203
S
h o l e m
A
l e i c h e m
.
Hanukah Money .
Trans, and adapted by Uri
Shulevitz and Elizabeth Shub. Illus. by Shulevitz. New York, Green-
w illow Books, 1978, 30 p.
Shulevitz’s droll, sepia toned illustrations recall the shtetl and
its inhabitants, especially the two little brothers whose main in ­
terest in Hanukkah was in collecting their “gelt,” which they
do with hilarious results, (all ages, but especially ‘seniors’)
S
k o l s k y
, M
in d y
W
a r s h a w
.
Carnival and kopeck and more about
Hannah.
Illus. by Karen Ann Weinhaus. New York, Harper and
Row, 1979, 80 p.
Hannah continues a loving relationship with her story-telling
grandma, who relates tales of her girlhood in a Polish shtetl. When
the two have a spat, Hannah learns that disagreeing is normal in
a close association and does not negate love, (ages 8-12).
S
n y d e r
, C
a r o l
.
Ike and mama and the once-a-year-suit.
Illus. by Charles
Robinson.
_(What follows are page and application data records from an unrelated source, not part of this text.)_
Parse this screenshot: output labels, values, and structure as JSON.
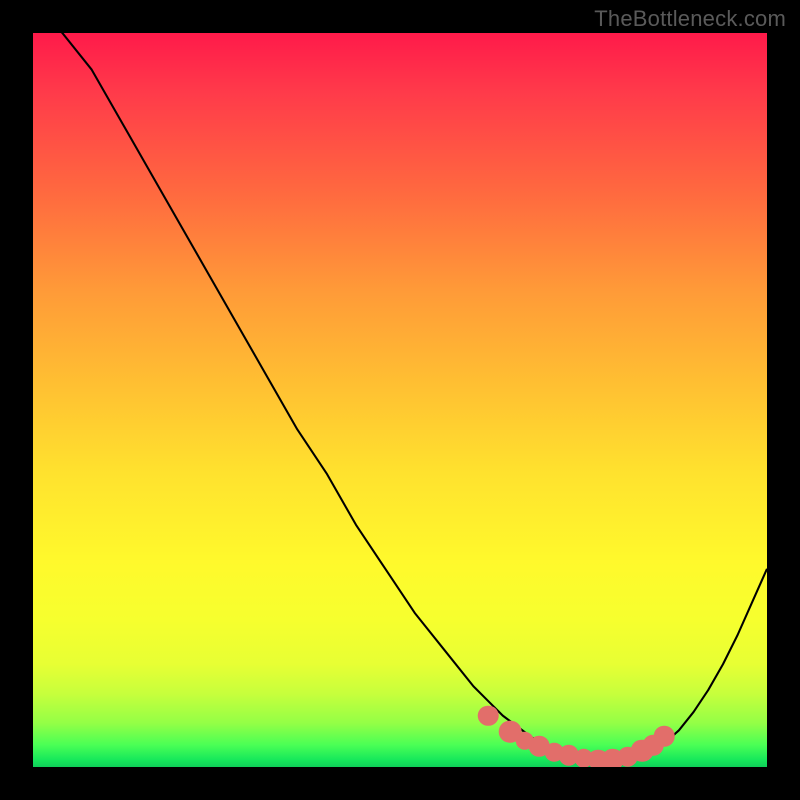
{
  "watermark": "TheBottleneck.com",
  "colors": {
    "frame": "#000000",
    "curve": "#000000",
    "marker": "#e26e6a",
    "gradient_stops": [
      "#ff1a4a",
      "#ff3a4a",
      "#ff6a3f",
      "#ff9a38",
      "#ffc032",
      "#ffe22e",
      "#fff92c",
      "#f6ff2e",
      "#e7ff34",
      "#c7ff3c",
      "#94ff46",
      "#4aff55",
      "#17e85b",
      "#0fcf59"
    ]
  },
  "chart_data": {
    "type": "line",
    "title": "",
    "xlabel": "",
    "ylabel": "",
    "xlim": [
      0,
      100
    ],
    "ylim": [
      0,
      100
    ],
    "x": [
      0,
      4,
      8,
      12,
      16,
      20,
      24,
      28,
      32,
      36,
      40,
      44,
      48,
      52,
      56,
      60,
      62,
      64,
      66,
      68,
      70,
      72,
      74,
      76,
      78,
      80,
      82,
      84,
      86,
      88,
      90,
      92,
      94,
      96,
      98,
      100
    ],
    "values": [
      104,
      100,
      95,
      88,
      81,
      74,
      67,
      60,
      53,
      46,
      40,
      33,
      27,
      21,
      16,
      11,
      9,
      7,
      5.5,
      4,
      3,
      2.2,
      1.6,
      1.2,
      1.0,
      1.0,
      1.3,
      2.0,
      3.2,
      5.0,
      7.5,
      10.5,
      14,
      18,
      22.5,
      27
    ],
    "legend": false,
    "annotations": [],
    "markers": {
      "note": "trough-region markers",
      "points": [
        {
          "x": 62,
          "y": 7.0,
          "r": 1.0
        },
        {
          "x": 65,
          "y": 4.8,
          "r": 1.1
        },
        {
          "x": 67,
          "y": 3.6,
          "r": 0.9
        },
        {
          "x": 69,
          "y": 2.8,
          "r": 1.0
        },
        {
          "x": 71,
          "y": 2.0,
          "r": 0.9
        },
        {
          "x": 73,
          "y": 1.6,
          "r": 1.0
        },
        {
          "x": 75,
          "y": 1.2,
          "r": 0.9
        },
        {
          "x": 77,
          "y": 1.0,
          "r": 1.0
        },
        {
          "x": 79,
          "y": 1.0,
          "r": 1.1
        },
        {
          "x": 81,
          "y": 1.4,
          "r": 1.0
        },
        {
          "x": 83,
          "y": 2.2,
          "r": 1.1
        },
        {
          "x": 84.5,
          "y": 3.0,
          "r": 1.0
        },
        {
          "x": 86,
          "y": 4.2,
          "r": 1.0
        }
      ]
    }
  }
}
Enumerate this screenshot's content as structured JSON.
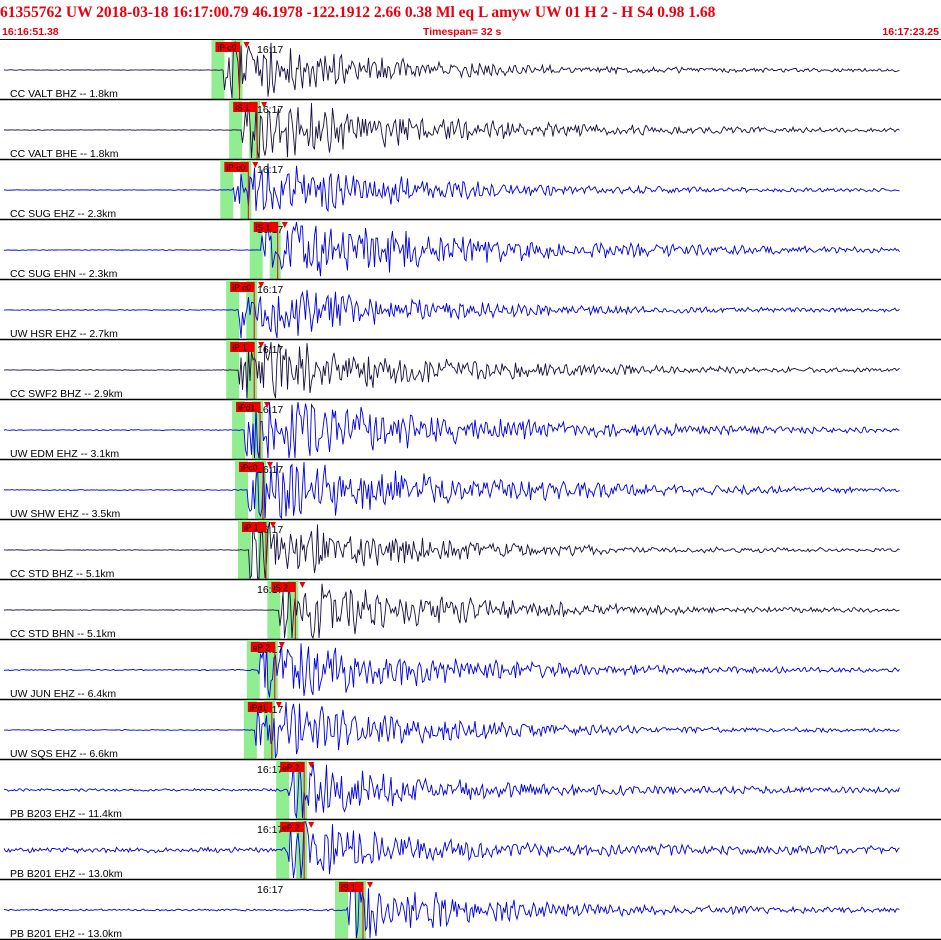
{
  "header": {
    "title": "61355762 UW 2018-03-18 16:17:00.79   46.1978 -122.1912   2.66  0.38 Ml  eq  L amyw    UW 01  H   2  -  H S4    0.98  1.68",
    "start_time": "16:16:51.38",
    "timespan": "Timespan=  32 s",
    "end_time": "16:17:23.25"
  },
  "colors": {
    "header_text": "#e8000f",
    "pick_flag": "#ee0000",
    "trace_blue": "#0000e0",
    "trace_dark": "#1a1040",
    "pick_window": "#90ee90"
  },
  "chart_data": {
    "type": "line",
    "title": "61355762 UW 2018-03-18 16:17:00.79",
    "x_unit": "time",
    "x_start": "16:16:51.38",
    "x_end": "16:17:23.25",
    "timespan_s": 32,
    "panel_time_label": "16:17",
    "traces": [
      {
        "label": "CC VALT BHZ -- 1.8km",
        "pick": "iP c0",
        "color": "dark",
        "p_s": 7.6,
        "s_s": null,
        "amp": 1.0,
        "noise": 0.08,
        "env": 1.2
      },
      {
        "label": "CC VALT BHE -- 1.8km",
        "pick": "iS 1",
        "color": "dark",
        "p_s": null,
        "s_s": 8.2,
        "amp": 1.0,
        "noise": 0.08,
        "env": 1.6
      },
      {
        "label": "CC SUG EHZ -- 2.3km",
        "pick": "iP c0",
        "color": "blue",
        "p_s": 7.9,
        "s_s": null,
        "amp": 1.0,
        "noise": 0.08,
        "env": 1.4
      },
      {
        "label": "CC SUG EHN -- 2.3km",
        "pick": "iS 1",
        "color": "blue",
        "p_s": null,
        "s_s": 8.9,
        "amp": 1.0,
        "noise": 0.1,
        "env": 2.0
      },
      {
        "label": "UW HSR EHZ -- 2.7km",
        "pick": "iP c0",
        "color": "blue",
        "p_s": 8.1,
        "s_s": null,
        "amp": 1.0,
        "noise": 0.12,
        "env": 1.2
      },
      {
        "label": "CC SWF2 BHZ -- 2.9km",
        "pick": "iP 1",
        "color": "dark",
        "p_s": 8.1,
        "s_s": null,
        "amp": 1.0,
        "noise": 0.1,
        "env": 1.6
      },
      {
        "label": "UW EDM EHZ -- 3.1km",
        "pick": "iPd1",
        "color": "blue",
        "p_s": 8.3,
        "s_s": null,
        "amp": 1.0,
        "noise": 0.12,
        "env": 2.0
      },
      {
        "label": "UW SHW EHZ -- 3.5km",
        "pick": "iPc0",
        "color": "blue",
        "p_s": 8.4,
        "s_s": null,
        "amp": 1.0,
        "noise": 0.12,
        "env": 2.0
      },
      {
        "label": "CC STD BHZ -- 5.1km",
        "pick": "iP 1",
        "color": "dark",
        "p_s": 8.5,
        "s_s": null,
        "amp": 1.0,
        "noise": 0.1,
        "env": 1.3
      },
      {
        "label": "CC STD BHN -- 5.1km",
        "pick": "iS 2",
        "color": "dark",
        "p_s": null,
        "s_s": 9.5,
        "amp": 1.0,
        "noise": 0.08,
        "env": 1.5
      },
      {
        "label": "UW JUN EHZ -- 6.4km",
        "pick": "eP 2",
        "color": "blue",
        "p_s": 8.8,
        "s_s": null,
        "amp": 1.0,
        "noise": 0.15,
        "env": 1.5
      },
      {
        "label": "UW SQS EHZ -- 6.6km",
        "pick": "iPd1",
        "color": "blue",
        "p_s": 8.7,
        "s_s": null,
        "amp": 1.0,
        "noise": 0.12,
        "env": 1.3
      },
      {
        "label": "PB B203 EHZ -- 11.4km",
        "pick": "eP 2",
        "color": "blue",
        "p_s": 9.8,
        "s_s": null,
        "amp": 1.0,
        "noise": 0.35,
        "env": 1.0
      },
      {
        "label": "PB B201 EHZ -- 13.0km",
        "pick": "eP 2",
        "color": "blue",
        "p_s": 9.8,
        "s_s": null,
        "amp": 1.0,
        "noise": 0.7,
        "env": 0.8
      },
      {
        "label": "PB B201 EH2 -- 13.0km",
        "pick": "iS 1",
        "color": "blue",
        "p_s": null,
        "s_s": 11.8,
        "amp": 1.0,
        "noise": 0.25,
        "env": 1.0
      }
    ]
  }
}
New York, Coward, McCann & Geoghegan, 1978, 47 p.
A homely reminiscence about an intrepid Jewish mother, a
clothing “maven,” and bargainer
pa r excellence.
She not only
takes her own son shopping, but—since her fame has spread
throughout the neighborhood—takes thirteen other boys as well,
(ages 8-12)
S
o y e r
, A
b r a h a m
.
The adventures of Yemima.
Trans, by Rebecca
Beagle and Rebecca Soyer. Illus. by Raphael Soyer. New York,
Viking, 1979, 80 p.
Six stories that are wise, magical and humorous: a brave little
girl outwits a fox and a wolf; two sly and greedy animals get
their just desserts, etc. First published in Hebrew 40 years ago,
they have been translated so that the cadences and rich imagery
remain. Sensitive, poignant pencil sketches by Raphael Soyer
accompany these tales of the ultimate triumph of goodness, (ages
7-12)
S
p e c t o r
, S
h o s h a n n a h
.
The miraculous rescue at En tebbe .
Illus.
b y
Th eo Phalieros. New York, Shengold, 1978, unp.
A simply written account of the episode supposedly told to
American Jewish campers by their Israeli counselor, Yoram, who
was a witness to the event, (ages 8-12)
S
p i r a u x
, A
l a i n
.
T im e out.
(formerly:
H i t le r , your m o ther’s calling
you )
. New York, T im es Books, 1978, 186 p. (transl. from the
French ) .
Moshe, a Jewish boy, whose mother calls him “H itler” when he
misbehaves, starts to ape the Fuhrer’s odious actions, claim ing that
he is possessed. By the time the “demon” is exorcised, the farce has